Your task
Find the word "accessed" in the listing below, then return every line it appears in.

Data shown
___

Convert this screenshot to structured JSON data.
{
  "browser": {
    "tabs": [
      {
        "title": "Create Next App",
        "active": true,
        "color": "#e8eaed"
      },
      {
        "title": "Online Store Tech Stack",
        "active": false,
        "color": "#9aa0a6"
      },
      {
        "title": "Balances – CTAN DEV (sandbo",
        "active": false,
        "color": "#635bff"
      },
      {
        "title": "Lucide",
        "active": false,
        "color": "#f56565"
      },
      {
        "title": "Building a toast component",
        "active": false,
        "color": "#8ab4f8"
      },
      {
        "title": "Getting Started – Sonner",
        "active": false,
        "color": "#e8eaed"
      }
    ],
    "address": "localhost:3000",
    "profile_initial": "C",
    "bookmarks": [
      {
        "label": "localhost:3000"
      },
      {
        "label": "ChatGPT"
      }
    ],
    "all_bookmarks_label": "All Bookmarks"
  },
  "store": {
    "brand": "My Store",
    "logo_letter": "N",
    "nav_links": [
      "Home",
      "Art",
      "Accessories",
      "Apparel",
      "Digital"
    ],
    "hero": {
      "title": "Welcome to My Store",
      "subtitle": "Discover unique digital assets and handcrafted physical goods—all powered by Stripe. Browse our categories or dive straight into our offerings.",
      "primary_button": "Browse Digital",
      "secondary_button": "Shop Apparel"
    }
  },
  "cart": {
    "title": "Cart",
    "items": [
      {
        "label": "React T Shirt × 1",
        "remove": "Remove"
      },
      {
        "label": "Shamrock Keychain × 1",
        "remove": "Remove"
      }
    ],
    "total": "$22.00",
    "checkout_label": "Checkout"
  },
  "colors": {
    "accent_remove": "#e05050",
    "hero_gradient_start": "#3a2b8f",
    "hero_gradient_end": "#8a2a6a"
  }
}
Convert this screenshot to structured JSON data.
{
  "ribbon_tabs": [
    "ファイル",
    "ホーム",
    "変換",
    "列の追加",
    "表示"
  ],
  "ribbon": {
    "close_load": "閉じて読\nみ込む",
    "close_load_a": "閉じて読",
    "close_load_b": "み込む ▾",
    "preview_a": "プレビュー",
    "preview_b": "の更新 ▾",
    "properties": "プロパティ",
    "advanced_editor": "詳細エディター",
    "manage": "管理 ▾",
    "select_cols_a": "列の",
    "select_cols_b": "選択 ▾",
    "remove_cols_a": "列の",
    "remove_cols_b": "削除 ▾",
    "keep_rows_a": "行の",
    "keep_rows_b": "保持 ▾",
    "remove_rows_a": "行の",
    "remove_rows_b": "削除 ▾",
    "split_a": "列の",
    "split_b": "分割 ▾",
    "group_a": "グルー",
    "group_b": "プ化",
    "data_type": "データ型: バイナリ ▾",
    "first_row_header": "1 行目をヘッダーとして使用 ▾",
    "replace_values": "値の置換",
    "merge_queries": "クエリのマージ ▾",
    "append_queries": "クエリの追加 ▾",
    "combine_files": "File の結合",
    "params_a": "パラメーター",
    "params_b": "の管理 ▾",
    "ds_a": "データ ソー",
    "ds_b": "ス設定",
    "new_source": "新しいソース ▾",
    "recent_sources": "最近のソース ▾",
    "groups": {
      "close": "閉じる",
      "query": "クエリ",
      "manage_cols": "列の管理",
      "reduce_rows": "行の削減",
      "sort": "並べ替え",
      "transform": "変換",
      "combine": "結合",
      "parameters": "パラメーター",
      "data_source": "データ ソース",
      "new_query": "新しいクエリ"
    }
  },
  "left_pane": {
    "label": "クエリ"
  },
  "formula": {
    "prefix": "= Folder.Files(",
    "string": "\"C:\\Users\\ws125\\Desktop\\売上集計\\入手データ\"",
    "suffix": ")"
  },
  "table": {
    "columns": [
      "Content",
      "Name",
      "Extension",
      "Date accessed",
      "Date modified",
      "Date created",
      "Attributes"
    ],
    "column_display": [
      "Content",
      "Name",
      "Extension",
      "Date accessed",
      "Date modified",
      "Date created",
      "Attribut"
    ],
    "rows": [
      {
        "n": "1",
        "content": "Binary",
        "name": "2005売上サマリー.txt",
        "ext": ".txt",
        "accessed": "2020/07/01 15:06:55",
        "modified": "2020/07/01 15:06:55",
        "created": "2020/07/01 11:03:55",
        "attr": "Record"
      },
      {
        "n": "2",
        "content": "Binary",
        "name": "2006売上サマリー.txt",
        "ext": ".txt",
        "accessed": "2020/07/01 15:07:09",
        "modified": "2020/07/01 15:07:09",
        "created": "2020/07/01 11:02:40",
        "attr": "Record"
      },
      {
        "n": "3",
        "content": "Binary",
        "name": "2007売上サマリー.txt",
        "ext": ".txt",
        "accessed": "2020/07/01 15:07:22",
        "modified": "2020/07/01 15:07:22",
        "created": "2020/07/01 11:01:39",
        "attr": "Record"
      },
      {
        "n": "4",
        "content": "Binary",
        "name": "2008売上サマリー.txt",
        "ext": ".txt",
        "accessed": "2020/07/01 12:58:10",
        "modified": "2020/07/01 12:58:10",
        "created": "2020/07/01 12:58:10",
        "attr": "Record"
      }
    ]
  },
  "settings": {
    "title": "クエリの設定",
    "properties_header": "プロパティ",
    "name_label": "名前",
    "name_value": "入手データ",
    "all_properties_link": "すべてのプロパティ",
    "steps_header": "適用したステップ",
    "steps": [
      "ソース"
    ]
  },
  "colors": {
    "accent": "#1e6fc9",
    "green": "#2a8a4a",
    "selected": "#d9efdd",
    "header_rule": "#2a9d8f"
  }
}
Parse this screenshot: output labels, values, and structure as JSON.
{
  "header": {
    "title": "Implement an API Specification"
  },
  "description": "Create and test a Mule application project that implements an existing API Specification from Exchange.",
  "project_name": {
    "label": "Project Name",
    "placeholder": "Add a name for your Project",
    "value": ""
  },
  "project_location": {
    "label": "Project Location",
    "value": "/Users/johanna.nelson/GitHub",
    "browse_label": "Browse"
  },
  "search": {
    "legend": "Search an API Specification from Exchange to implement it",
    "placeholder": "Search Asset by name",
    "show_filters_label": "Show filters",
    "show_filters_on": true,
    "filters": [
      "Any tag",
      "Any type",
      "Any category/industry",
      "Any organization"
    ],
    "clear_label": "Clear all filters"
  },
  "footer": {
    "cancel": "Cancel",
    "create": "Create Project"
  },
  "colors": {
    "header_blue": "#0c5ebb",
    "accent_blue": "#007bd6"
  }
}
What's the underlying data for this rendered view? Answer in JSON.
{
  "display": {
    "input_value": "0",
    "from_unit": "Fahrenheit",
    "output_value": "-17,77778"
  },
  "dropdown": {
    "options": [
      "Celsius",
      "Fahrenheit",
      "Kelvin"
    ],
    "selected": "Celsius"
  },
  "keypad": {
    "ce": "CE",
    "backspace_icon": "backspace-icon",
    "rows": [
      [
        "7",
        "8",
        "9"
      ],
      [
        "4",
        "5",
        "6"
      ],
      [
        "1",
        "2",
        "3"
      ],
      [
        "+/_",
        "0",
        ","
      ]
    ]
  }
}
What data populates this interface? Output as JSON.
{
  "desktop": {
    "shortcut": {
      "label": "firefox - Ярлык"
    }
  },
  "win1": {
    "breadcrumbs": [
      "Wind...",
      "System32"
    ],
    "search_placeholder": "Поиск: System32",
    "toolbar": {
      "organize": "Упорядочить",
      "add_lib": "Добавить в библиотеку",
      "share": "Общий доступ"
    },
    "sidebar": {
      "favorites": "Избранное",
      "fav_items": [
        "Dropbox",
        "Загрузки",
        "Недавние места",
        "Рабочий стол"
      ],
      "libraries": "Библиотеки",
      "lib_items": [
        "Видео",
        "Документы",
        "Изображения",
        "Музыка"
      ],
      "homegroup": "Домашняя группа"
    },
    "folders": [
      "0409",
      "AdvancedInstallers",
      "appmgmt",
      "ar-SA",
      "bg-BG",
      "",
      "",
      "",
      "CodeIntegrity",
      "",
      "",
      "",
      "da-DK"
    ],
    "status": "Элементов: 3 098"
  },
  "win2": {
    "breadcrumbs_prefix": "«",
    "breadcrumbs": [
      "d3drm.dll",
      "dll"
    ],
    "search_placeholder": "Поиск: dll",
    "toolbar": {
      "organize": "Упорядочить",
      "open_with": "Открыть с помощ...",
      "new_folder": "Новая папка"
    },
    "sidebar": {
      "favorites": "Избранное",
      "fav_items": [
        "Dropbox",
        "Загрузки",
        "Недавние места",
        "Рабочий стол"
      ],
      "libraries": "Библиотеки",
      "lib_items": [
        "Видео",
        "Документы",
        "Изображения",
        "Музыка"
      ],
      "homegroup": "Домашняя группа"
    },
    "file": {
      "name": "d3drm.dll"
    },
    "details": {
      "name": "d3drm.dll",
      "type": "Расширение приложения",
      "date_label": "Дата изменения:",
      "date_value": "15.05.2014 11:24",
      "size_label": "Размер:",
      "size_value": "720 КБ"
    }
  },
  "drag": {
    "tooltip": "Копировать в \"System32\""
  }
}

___

Worked solution
      "Date accessed",
      "Date accessed",
        "accessed": "2020/07/01 15:06:55",
        "accessed": "2020/07/01 15:07:09",
        "accessed": "2020/07/01 15:07:22",
        "accessed": "2020/07/01 12:58:10",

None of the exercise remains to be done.